Dataset items:

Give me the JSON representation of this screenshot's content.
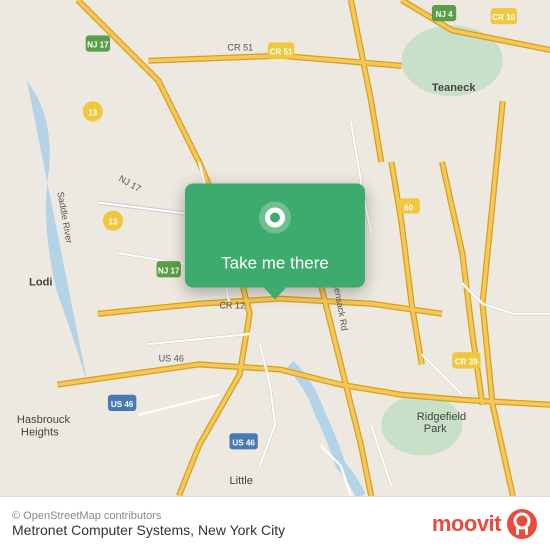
{
  "map": {
    "attribution": "© OpenStreetMap contributors",
    "background_color": "#e8e0d5"
  },
  "card": {
    "take_me_label": "Take me there"
  },
  "bottom_bar": {
    "location_name": "Metronet Computer Systems, New York City",
    "moovit_brand": "moovit"
  },
  "labels": {
    "teaneck": "Teaneck",
    "lodi": "Lodi",
    "hasbrouck_heights": "Hasbrouck\nHeights",
    "ridgefield_park": "Ridgefield\nPark",
    "little": "Little",
    "hackensack_rd": "Hackensack Rd",
    "cr_12": "CR 12",
    "us_46": "US 46",
    "nj_17": "NJ 17",
    "saddle_river": "Saddle River"
  },
  "shields": [
    {
      "id": "cr10",
      "label": "CR 10"
    },
    {
      "id": "cr51",
      "label": "CR 51"
    },
    {
      "id": "nj17a",
      "label": "NJ 17"
    },
    {
      "id": "nj17b",
      "label": "NJ 17"
    },
    {
      "id": "cr13a",
      "label": "13"
    },
    {
      "id": "cr13b",
      "label": "13"
    },
    {
      "id": "cr60",
      "label": "60"
    },
    {
      "id": "cr39",
      "label": "CR 39"
    },
    {
      "id": "nj4",
      "label": "NJ 4"
    },
    {
      "id": "us46",
      "label": "US 46"
    }
  ],
  "icons": {
    "pin": "location-pin-icon",
    "moovit_logo_icon": "moovit-logo-icon"
  }
}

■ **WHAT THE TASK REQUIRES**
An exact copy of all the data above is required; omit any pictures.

■ **RESULT FOR THIS EXERCISE**
Give me the JSON representation of this screenshot's content.
{
  "map": {
    "attribution": "© OpenStreetMap contributors",
    "background_color": "#e8e0d5"
  },
  "card": {
    "take_me_label": "Take me there"
  },
  "bottom_bar": {
    "location_name": "Metronet Computer Systems, New York City",
    "moovit_brand": "moovit"
  },
  "labels": {
    "teaneck": "Teaneck",
    "lodi": "Lodi",
    "hasbrouck_heights": "Hasbrouck\nHeights",
    "ridgefield_park": "Ridgefield\nPark",
    "little": "Little",
    "hackensack_rd": "Hackensack Rd",
    "cr_12": "CR 12",
    "us_46": "US 46",
    "nj_17": "NJ 17",
    "saddle_river": "Saddle River"
  },
  "shields": [
    {
      "id": "cr10",
      "label": "CR 10"
    },
    {
      "id": "cr51",
      "label": "CR 51"
    },
    {
      "id": "nj17a",
      "label": "NJ 17"
    },
    {
      "id": "nj17b",
      "label": "NJ 17"
    },
    {
      "id": "cr13a",
      "label": "13"
    },
    {
      "id": "cr13b",
      "label": "13"
    },
    {
      "id": "cr60",
      "label": "60"
    },
    {
      "id": "cr39",
      "label": "CR 39"
    },
    {
      "id": "nj4",
      "label": "NJ 4"
    },
    {
      "id": "us46",
      "label": "US 46"
    }
  ],
  "icons": {
    "pin": "location-pin-icon",
    "moovit_logo_icon": "moovit-logo-icon"
  }
}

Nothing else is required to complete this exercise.